An index of 11 beta-HSD 2 enzyme activity can be obtained from the ratio of urinary cortisol to cortisone metabolites, being raised when saturated.
We studied 10 patients (mean age 68.6 years, range 1786) with septic shock who received hydrocortisone 200 mg/24 h. Plasma cortisol, urinary tetrahydrocortisol (THF), 5-alpha tetrahydrocortisol (5-alphaTHF) and tetrahydrocortisone (THE) were measured pre and post hydrocortisone infusion.
Results: Plasma cortisol 899.6±843.8 nmol/l (pre), 2922.7±2227.4 nmol/l (post). Urinary THF 5662.9±4815.7 μg/l (pre), 8922.1±7680.1 μg/l (post). Controls 853±358.5 μg/l. THE 2470.1±2107.7 μg/l (pre), 3859.2±4183.6 μg/l (post). Controls 2539±1033 μg/l. THF+5-alpha THF/ THE 4.6±3.1 (pre), 4.5±2.7 (post). Controls 0.8±0.21.
The results confirm that the hydrocortisone dose used resulted in saturation of 11 beta-HSD 2. However, they also suggest the enzyme was saturated prior to hydrocortisone treatment. In both situations mineralocorticoid effects that possibly contribute to shock reversal would be expected.
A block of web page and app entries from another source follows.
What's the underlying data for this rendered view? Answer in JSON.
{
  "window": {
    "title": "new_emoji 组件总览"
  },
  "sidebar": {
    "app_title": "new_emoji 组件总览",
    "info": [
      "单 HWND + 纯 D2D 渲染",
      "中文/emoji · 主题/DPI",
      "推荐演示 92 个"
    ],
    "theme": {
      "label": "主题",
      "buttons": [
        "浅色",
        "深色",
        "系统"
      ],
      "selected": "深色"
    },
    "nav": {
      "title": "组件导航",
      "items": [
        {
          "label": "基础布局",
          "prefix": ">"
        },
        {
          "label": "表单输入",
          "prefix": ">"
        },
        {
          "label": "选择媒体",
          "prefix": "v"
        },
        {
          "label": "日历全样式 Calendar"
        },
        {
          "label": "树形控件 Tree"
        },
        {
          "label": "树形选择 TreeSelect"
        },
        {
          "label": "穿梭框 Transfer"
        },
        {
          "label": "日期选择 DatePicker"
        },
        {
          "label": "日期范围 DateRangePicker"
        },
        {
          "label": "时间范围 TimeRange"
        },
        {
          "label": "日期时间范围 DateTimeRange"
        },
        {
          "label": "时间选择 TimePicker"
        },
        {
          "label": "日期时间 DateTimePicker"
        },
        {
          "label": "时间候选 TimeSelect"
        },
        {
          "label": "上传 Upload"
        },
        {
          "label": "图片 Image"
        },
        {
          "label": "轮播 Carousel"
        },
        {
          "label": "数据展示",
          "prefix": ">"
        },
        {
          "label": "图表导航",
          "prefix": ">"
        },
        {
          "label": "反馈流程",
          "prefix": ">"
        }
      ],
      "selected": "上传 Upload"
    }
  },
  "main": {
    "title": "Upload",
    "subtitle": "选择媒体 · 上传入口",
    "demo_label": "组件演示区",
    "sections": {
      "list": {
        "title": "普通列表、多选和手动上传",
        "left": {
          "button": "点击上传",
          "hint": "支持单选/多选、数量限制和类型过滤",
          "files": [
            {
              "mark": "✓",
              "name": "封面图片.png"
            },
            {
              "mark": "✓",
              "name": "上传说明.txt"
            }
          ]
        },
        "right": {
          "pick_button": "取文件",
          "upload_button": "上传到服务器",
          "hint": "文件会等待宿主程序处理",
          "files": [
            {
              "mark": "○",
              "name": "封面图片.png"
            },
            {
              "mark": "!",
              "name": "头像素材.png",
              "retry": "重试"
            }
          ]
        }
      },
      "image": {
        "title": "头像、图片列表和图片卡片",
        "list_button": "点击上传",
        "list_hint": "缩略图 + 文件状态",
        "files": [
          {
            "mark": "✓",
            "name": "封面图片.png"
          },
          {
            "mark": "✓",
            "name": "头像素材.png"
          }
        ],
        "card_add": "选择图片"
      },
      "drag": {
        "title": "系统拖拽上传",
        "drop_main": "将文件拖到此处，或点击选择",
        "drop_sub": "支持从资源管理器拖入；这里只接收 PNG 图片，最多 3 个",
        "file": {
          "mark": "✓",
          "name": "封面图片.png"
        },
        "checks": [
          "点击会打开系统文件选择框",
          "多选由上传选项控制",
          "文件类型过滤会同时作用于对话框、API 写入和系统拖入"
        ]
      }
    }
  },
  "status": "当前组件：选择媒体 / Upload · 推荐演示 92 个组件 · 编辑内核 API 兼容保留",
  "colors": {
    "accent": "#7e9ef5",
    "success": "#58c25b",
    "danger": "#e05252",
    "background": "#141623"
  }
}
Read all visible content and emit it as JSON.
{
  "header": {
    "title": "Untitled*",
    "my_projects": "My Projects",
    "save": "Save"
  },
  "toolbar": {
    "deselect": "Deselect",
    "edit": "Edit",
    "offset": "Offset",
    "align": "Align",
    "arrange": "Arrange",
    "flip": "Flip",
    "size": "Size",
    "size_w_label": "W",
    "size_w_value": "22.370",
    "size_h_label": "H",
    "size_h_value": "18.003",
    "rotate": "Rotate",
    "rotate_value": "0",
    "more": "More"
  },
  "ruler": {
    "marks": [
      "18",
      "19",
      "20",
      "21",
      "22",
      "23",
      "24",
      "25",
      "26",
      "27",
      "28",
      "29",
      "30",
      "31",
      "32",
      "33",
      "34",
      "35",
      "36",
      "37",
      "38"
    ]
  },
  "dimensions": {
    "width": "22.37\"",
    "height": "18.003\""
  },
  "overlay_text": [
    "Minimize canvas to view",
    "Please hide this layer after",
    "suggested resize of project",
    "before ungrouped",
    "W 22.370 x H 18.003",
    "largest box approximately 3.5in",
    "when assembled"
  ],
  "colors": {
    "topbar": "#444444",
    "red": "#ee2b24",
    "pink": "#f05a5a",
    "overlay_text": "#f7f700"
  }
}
The pre treatment situation could be regarded as a shock induced homeostatic mechanism and the post treatment as an exaggeration of this.